By Lindsay Corcoran
Like being a freshman in high school, Congressman Joe Kennedy III has been busy during his first few months on Capitol Hill. He's made new friends, gotten the lay of the land and adjusted to a new schedule.
"I get along with everyone in our freshman class, Democrat and Republican," Kennedy, a Democrat who represents the 4th District of Massachusetts, said in an interview with the Daily News earlier this week. "I've struck up a friendship with a gentleman from North Carolina. If you look at his platform and mine, you couldn't get farther apart, but he's the nicest guy you'd ever meet."
Kennedy even joked that his name recognition may have helped him make some friends.
"When people hear the name Kennedy, they expect a progressive," Kennedy said.
But as he's gotten his feet under him, Kennedy is now looking at some of the major priorities coming up in Congress, including immigration reform, and planning to continue his efforts for job creation at home.
"If we're going to get something done on immigration, this is the time," Kennedy said.
He talked about the scant reported-upon efforts in the House of Representatives where, he said, a serious group has been working to produce a bill that will really work.
"It has to be comprehensive, you can't go about it piecemeal," said Kennedy of what he hopes to see in the bill.

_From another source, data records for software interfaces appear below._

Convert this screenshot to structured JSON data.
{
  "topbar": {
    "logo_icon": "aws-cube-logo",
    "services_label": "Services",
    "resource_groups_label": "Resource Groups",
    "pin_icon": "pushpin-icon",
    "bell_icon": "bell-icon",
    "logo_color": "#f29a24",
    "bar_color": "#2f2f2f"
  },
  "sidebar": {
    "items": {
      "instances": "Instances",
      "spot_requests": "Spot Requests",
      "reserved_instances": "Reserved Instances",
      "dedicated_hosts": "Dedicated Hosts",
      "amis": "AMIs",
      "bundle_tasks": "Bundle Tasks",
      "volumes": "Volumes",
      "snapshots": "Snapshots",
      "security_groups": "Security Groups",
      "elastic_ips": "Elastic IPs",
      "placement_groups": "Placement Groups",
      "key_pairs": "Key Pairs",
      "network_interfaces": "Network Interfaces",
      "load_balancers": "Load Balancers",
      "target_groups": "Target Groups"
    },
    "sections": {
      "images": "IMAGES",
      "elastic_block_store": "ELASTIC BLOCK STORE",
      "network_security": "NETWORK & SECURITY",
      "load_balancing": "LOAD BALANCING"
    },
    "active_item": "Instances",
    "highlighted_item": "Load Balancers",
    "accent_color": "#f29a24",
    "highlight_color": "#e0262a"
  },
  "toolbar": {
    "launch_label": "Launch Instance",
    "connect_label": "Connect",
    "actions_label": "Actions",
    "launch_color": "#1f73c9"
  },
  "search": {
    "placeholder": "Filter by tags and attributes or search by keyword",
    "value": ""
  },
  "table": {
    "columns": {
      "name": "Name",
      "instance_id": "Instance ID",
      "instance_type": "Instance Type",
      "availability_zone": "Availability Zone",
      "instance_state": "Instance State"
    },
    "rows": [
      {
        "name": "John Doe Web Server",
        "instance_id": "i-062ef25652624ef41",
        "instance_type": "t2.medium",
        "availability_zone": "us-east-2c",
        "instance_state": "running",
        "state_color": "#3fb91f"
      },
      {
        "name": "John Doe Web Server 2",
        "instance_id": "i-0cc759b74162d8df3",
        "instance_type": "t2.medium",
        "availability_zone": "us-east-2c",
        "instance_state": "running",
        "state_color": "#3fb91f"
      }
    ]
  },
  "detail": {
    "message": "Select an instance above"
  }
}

Specifically, Kennedy said real reform would need to include a secure border, regulation, employer accountability and a path to citizenship. "We should have a system that will say yes or no and not create a 70-year-long process."
Kennedy also reflected on taking part in the fiscal cliff, sequestration and debt ceiling talks during his first few months.
"There is a subset in the Republican Party that thinks it's good to govern from crisis to crisis, who see it as an opportunity to cut, obstruct and block," Kennedy said. "As long as that group thinks that, there's no incentive to come to the table."
However, Kennedy said overall he has been impressed with his fellow congressmen.
"People say there is a lack of political courage today, but I couldn't disagree more," Kennedy said. "There are about 70 members who lost their seats (supporting) health care, but they still did it anyway. Whether you agree or disagree with that legislation, it is going to impact our country for decades. And I don't believe Democrats are more honorable, or have more integrity than Republicans. I've met many members willing to risk their seats for the good of the country."
Back in the 4th District, Kennedy said he's focusing on economic opportunity.
"There's some tremendous opportunities in this district for life sciences and biotech," Kennedy said. He said he's working on several levels to support those opportunities, including fighting for National Institutes of Health funding, funding for colleges and universities and looking for real investments in community colleges and vocational schools.
With five applications for gaming facilities within his district, Kennedy said he's not taking a stance one way or another.
"It's going to be up to the local communities and the communities that surround it," Kennedy said.